Q: What questions do you ask prospective clients?
A: How do you want your recording to feel? Do you have any sonic inspirations to base the record off of?
Q: Can you share one music production tip?
A: Sometimes, perfect takes aren't necessarily perfect and imperfect takes are exactly what the song needs. Don't be afraid of imperfect recordings.
Q: Tell us about your studio setup.
A: My main converter is a Quantum running into a pair of Adam A7X's, a pair of Mixcubes, and a sub. My home setup is treated very nicely and my mobile setup is a pair of custom-molded in-ears. My tracking studio is setup with 32 channels using a Studiolive 16 and a Studiolive 32R. Mic collection includes 421's, R121, wa87(modded), wa84s, Telefunken M80s, 906's, and is always growing.
Q: Analog or digital and why?
A: Both. The analog world contains fundamental information needed for the expansion and exploration of the digital world.
Q: What do you bring to a song?
A: I try my best to bring the most character out of the song as possible. Understanding the sonic nature of a group is part of my entire production process.
Q: What type of music do you usually work on?
A: Mostly heavier music. Some of my best work is with Doom bands, but I like to mix anything that grooves hard.
Q: What was your career path? How long have you been doing this?
A: I've been recording myself since I was about 13, that was 2006. I started making videos in High School and eventually started a band. That band led the way for my development as an engineer. I had to teach myself how to run our sound and how to record with what little equipment we could scrape up. Eventually, the band started making enough money to get a Studiolive 16.4.2 and that was the piece of equipment that caused me to become a live sound engineer at the local dive bars. I did that for a few years until leaving for a small studio with no pay. Once I moved to Baton Rouge, I was able to get a job in Tech Support at PreSonus Audio for audio interfaces and software.

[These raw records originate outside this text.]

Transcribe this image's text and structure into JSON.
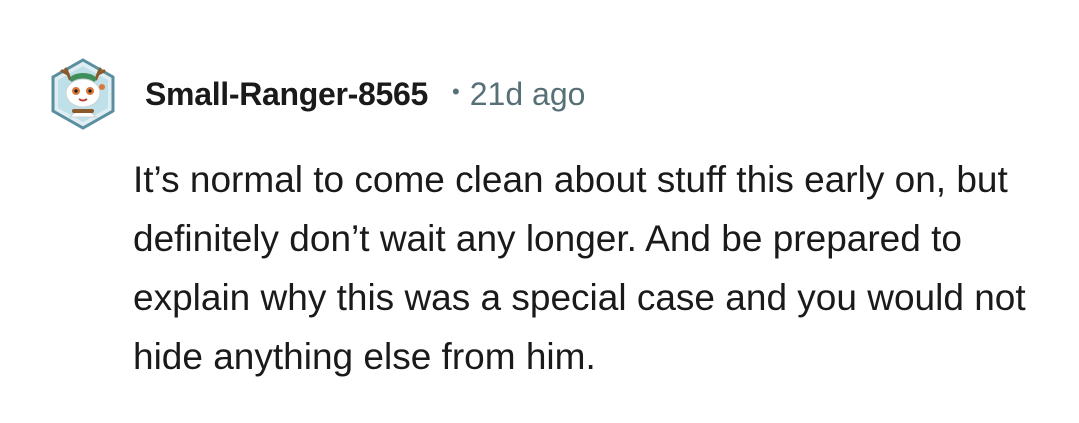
{
  "comment": {
    "avatar_icon": "snoo-avatar-icon",
    "username": "Small-Ranger-8565",
    "separator": "•",
    "timestamp": "21d ago",
    "body": "It’s normal to come clean about stuff this early on, but definitely don’t wait any longer. And be prepared to explain why this was a special case and you would not hide anything else from him."
  },
  "colors": {
    "text": "#1a1a1b",
    "meta": "#576f76",
    "avatar_bg": "#5a8fa0",
    "avatar_accent": "#d9783a"
  }
}
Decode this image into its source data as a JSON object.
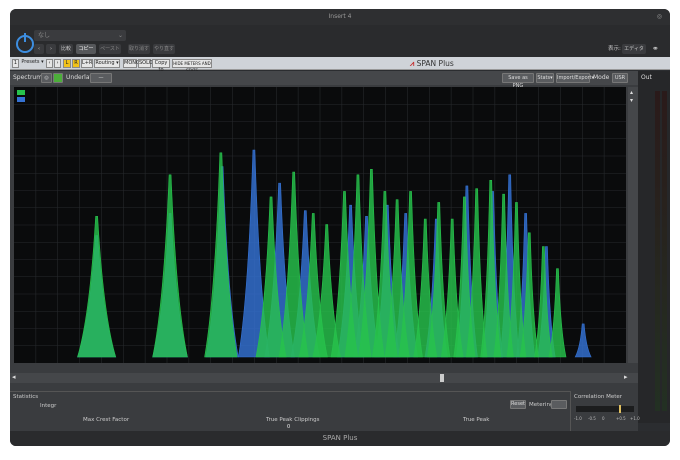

Currently, I am a QA tester and spend every day with interfaces and controllers.
Q: What advice do you have for a customer looking to hire a provider like you?

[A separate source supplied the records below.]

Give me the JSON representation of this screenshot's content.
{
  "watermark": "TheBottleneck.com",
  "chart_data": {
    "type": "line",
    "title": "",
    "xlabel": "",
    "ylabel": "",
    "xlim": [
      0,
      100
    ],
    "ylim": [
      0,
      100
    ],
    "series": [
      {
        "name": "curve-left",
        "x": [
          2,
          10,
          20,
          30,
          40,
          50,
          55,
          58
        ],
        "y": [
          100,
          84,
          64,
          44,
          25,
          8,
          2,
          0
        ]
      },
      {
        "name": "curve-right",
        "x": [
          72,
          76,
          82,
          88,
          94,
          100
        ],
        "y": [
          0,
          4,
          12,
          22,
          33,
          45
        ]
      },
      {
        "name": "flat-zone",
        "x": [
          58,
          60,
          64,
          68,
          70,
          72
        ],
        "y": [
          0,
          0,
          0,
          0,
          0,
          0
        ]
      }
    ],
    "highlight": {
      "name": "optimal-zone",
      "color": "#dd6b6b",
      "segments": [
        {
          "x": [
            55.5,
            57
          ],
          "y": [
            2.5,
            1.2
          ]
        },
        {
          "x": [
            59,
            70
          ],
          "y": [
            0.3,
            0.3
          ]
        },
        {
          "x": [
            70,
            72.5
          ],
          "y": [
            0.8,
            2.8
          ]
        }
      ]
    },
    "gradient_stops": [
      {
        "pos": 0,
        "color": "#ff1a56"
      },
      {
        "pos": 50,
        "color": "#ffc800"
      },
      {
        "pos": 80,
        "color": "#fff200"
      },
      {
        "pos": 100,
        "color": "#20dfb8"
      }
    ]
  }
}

A: If you are looking for Digital amp sounds and drum replacement, I am not your guy.
Q: Tell us about a project you worked on you are especially proud of and why. What was your role?
A: Christworm - Breeding Weakness Tracking Engineer, Mix Engineer, and Mastering Engineer. This record came together so quickly and was so fun to record. It's only two people and they tracked the entire thing live. Vocals were done in a closet. I think the outcome was incredible.
Q: Describe the most common type of work you do for your clients.
A: Tracking, Mixing, and Mastering. This involves live tracking or isolated tracking. Depending on how the customer prefers to work.
Q: What's your typical work process?
A: Listen to what the artist wants, and then start building the foundation of the track based on that feeling.
Q: Which artist would you like to work with and why?
A: Gil Sharone. He has an incredible ear and style. One of the most versatile, knowledgeable, and genuine musicians to grace a studio.
Q: What other musicians or music production professionals inspire you?
A: Jerry Finn, James Whitten, Ryan Hewitt, Ryan Green, Bill Stevenson.
Q: What's your strongest skill?
Q: How would you describe your style?
Q: If you were on a desert island and could take just 5 pieces of gear, what would they be?
A: Some of the best recordings have limitations. Assuming I have my computer, I would bring a 4 channel interface with 4 mics. The 4 mics being, 2 U87, R121, 414,
Q: What's the biggest misconception about what you do?
A: "Fix it in the mix" You want to be mixing, not fixing.
Q: What do you like most about your job?
A: I like to help people express themselves through their art.
Q: What's your 'promise' to your clients?
A: I promise not to sample your drums.